The frenzy of activities following the emergence of Sheriff as chairman of PDP should remind Nigerians that huge segments of the nation’s political elite are still holed up in a structure that has been sinking in the last three years. A zoning policy that has been its undoing owing to the failure of its powerful people to rein in their ambitions has been trusted to produce a leader for the party that could not have been foreseen by the most gifted of seers. From a region with an army of members who had wielded enormous powers, you would safely have won a bet if you had mentioned ten former governors, chairmen, ministers, legislators and any one of the many who grew fat on the party’s patronage to emerge in place of Sheriff. With muscle from the only two PDP governors in the entire north, former President Jonathan and governors from the PDP strongholds of the Southeast and South-South, Sheriff now finds himself at the head of a party that has shrunk from Post Traumatic Defeat Disorder and odious revelations of its stewardship. The exodus from the party in the north will now assume dimensions of a stampede, and a few loyalists may hide their passion for the party from relations and friends.

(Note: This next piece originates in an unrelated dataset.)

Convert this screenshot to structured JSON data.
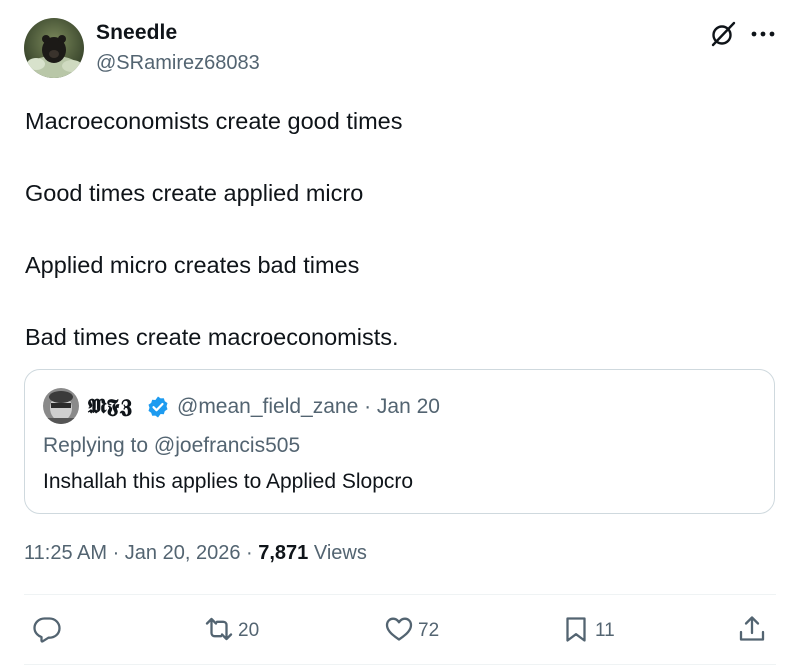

It is arguable if Sheriff will be able to lead the PDP in the ordinary sense of the word. Organs of the party will overwhelmingly reject him or split around him. Previously-powerful members of the party who were governors, ministers or legislators will shake his chair until he falls off, or they bring the entire roof down. When you see people like Femi Fani-Kayode holding their noses in Sheriff’s presence, you know you have reached the bottom in the search for noxious infamy. Yet, on merit alone, no two souls deserve each other’s intimate company more than these two. If Jonathan’s ministers can take a break from lamenting the tightening noose of the E.F.C.C to denounce Sheriff and work to unseat him, it is obvious that his projected three months in the chair are unlikely to be of any value to the party.

Less-informed observers may wonder what makes Sheriff so attractive to hostility from many of the powerful members of his party. They may find answers from those who put some store in political fidelity. Along with Attahiru Bafarawa, this is a politician who has made the full rounds of the political terrain, so much so that you will be forgiven for assuming that they wake up every morning asking which is their current political party.  What do you call a man who is comfortable marrying a woman that has been married four or five times to different men, some of them twice?

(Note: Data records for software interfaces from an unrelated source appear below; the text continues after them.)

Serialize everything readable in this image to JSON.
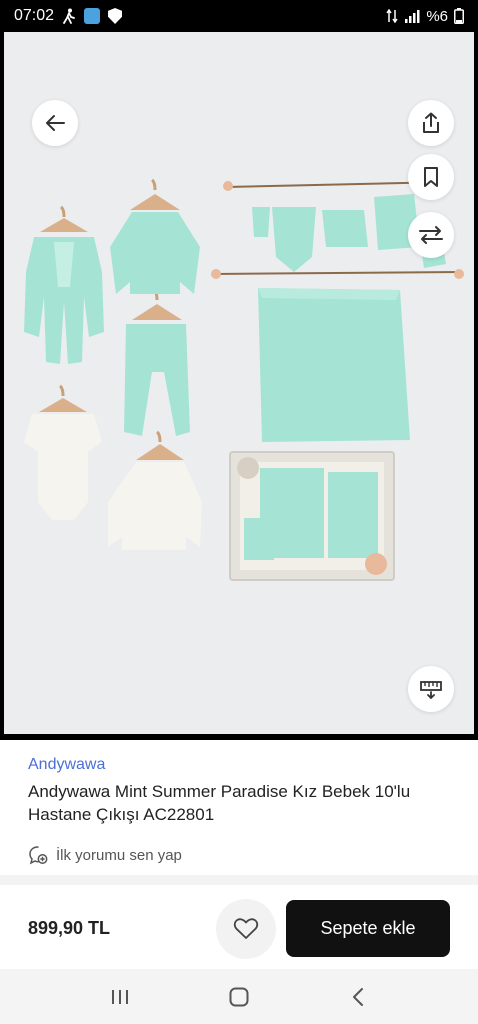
{
  "status_bar": {
    "time": "07:02",
    "battery": "%6",
    "icons": [
      "walking-icon",
      "app-notification-icon",
      "shield-icon",
      "data-signal-icon",
      "cell-signal-icon",
      "battery-icon"
    ]
  },
  "hero": {
    "image_alt": "Baby clothing set product photo",
    "buttons": [
      "back-arrow-icon",
      "share-icon",
      "bookmark-icon",
      "compare-arrows-icon",
      "ruler-icon"
    ]
  },
  "product": {
    "brand": "Andywawa",
    "title": "Andywawa Mint Summer Paradise Kız Bebek 10'lu Hastane Çıkışı AC22801",
    "review_prompt": "İlk yorumu sen yap"
  },
  "actions": {
    "price": "899,90 TL",
    "add_to_cart": "Sepete ekle"
  },
  "navbar": {
    "items": [
      "recent-apps-icon",
      "home-icon",
      "back-icon"
    ]
  },
  "colors": {
    "brand_link": "#4b6fd6",
    "cart_button": "#111111",
    "mint": "#9fe3d2"
  }
}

There  will be people who will say a former two-term governor and three times senator facing charges by the E.F.C.C; one whose relationship with the roots, growth and development of Boko Haram is still a matter of intense interest; one who enjoyed and still enjoys intimate relationship with President Jonathan(who himself is walking free owing only to the slippery covers of political goodwill); and a politician whose last outing in his home state was a humiliating defeat in a contest to return to the senate, is not suited to lead the PDP even for one week. These will be people who are largely untutored in the history and philosophy of the PDP. Sheriff’s emergence aptly captures the logical development and decline of the PDP, and those that will fight him will benefit only from discovering that the party may not be worth fighting for.

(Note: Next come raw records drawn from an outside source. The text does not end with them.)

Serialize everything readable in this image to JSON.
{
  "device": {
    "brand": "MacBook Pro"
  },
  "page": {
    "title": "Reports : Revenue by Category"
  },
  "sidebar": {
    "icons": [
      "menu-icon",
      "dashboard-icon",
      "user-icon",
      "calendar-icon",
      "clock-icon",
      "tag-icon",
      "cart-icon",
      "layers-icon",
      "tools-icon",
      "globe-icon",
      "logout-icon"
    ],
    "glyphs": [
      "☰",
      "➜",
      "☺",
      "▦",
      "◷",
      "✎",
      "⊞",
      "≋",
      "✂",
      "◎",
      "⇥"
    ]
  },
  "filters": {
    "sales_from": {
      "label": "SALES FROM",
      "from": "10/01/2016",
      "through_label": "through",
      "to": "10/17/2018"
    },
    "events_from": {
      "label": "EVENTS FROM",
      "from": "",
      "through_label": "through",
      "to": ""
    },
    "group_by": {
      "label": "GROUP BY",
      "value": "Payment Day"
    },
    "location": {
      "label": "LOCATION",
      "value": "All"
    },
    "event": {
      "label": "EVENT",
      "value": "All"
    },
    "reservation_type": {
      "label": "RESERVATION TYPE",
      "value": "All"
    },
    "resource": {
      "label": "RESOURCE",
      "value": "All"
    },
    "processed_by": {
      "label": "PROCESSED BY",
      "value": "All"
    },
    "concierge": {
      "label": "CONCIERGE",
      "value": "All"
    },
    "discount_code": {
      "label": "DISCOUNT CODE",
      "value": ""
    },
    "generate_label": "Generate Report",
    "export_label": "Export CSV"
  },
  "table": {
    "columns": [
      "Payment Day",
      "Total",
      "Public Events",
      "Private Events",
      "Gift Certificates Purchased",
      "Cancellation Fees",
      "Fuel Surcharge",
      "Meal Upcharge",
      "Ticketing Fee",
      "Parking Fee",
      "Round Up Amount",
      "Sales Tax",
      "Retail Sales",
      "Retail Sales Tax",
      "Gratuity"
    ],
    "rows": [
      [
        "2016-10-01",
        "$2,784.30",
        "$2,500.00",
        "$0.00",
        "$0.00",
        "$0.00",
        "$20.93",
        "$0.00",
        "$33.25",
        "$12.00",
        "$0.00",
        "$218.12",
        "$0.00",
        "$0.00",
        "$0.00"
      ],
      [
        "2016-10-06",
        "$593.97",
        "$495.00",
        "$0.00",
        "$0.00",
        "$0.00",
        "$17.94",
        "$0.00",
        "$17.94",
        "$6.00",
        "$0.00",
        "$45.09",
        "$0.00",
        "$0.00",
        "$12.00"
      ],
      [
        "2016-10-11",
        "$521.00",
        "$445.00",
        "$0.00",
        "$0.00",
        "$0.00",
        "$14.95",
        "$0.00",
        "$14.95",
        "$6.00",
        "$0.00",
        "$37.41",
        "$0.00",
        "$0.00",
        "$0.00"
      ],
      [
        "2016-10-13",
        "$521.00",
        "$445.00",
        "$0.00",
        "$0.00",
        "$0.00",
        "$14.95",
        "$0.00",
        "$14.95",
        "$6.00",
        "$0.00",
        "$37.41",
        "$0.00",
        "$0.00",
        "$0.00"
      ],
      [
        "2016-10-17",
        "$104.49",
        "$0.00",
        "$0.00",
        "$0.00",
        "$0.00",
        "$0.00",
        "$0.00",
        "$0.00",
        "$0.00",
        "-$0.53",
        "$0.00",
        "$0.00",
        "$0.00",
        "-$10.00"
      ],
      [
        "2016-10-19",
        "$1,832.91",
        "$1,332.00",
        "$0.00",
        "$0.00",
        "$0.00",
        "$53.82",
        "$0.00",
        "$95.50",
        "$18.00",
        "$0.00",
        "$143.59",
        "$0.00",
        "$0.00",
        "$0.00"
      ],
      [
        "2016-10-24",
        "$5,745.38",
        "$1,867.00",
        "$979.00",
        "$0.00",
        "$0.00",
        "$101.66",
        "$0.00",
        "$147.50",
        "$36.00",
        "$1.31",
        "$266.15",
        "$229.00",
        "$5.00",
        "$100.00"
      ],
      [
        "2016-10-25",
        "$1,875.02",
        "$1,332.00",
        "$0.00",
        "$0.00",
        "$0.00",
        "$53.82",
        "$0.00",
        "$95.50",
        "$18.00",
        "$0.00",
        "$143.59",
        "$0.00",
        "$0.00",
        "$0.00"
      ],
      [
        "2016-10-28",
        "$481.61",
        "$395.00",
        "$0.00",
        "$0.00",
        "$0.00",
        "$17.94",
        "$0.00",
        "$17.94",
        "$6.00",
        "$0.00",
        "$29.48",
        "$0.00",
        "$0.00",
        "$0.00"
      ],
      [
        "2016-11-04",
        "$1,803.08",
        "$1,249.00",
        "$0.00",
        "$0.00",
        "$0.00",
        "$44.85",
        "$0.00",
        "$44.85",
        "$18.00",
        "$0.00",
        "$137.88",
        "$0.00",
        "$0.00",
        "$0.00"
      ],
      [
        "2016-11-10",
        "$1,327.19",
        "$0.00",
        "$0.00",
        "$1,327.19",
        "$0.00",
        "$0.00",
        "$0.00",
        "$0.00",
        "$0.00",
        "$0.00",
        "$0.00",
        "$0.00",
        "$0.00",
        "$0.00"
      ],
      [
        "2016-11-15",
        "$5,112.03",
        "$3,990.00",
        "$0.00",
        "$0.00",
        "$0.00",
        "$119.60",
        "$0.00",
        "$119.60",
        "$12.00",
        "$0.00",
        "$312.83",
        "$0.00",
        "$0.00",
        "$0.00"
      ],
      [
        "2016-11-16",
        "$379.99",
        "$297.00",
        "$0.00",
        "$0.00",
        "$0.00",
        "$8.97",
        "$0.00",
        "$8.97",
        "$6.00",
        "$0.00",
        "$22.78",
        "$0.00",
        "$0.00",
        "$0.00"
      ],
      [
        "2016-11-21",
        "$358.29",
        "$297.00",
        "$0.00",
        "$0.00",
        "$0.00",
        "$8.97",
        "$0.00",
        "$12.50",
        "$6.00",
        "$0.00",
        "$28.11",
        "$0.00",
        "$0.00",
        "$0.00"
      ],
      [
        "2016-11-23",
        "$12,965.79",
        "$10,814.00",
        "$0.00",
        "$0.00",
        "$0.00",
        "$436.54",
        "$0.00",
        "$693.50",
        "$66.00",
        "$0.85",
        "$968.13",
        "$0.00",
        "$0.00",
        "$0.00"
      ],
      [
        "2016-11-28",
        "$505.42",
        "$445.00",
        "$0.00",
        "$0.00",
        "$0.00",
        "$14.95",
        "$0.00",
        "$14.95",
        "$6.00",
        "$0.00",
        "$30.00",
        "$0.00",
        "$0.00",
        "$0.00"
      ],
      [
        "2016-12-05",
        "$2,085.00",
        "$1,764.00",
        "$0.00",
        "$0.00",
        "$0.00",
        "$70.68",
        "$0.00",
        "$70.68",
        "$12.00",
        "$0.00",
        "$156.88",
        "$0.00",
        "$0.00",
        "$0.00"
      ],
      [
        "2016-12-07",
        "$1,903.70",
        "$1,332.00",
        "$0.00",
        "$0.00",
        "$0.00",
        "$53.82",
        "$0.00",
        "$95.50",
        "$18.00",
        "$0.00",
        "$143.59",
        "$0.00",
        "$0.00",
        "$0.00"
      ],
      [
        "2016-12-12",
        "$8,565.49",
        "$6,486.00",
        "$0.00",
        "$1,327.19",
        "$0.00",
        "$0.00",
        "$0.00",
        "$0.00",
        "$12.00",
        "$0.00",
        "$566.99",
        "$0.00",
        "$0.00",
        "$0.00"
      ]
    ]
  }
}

Barring a miracle and a disastrous failure of the All Progressives Party (APC) to hold together and lead effectively, the PDP as a party is all but practically finished. It will leave a vacuum that could negatively affect the political process. Without the PDP or another party to provide a credible opposition to the APC, the latter will resemble the lone prizefighter in the ring who has to keep punching himself to test his strength and endurance. He will not know how he will fare against a real opposition. The APC has much to learn from the current misfortunes of the PDP. It will also benefit from informed vigilance over PDP’s live parts in the national assembly and within the APC itself.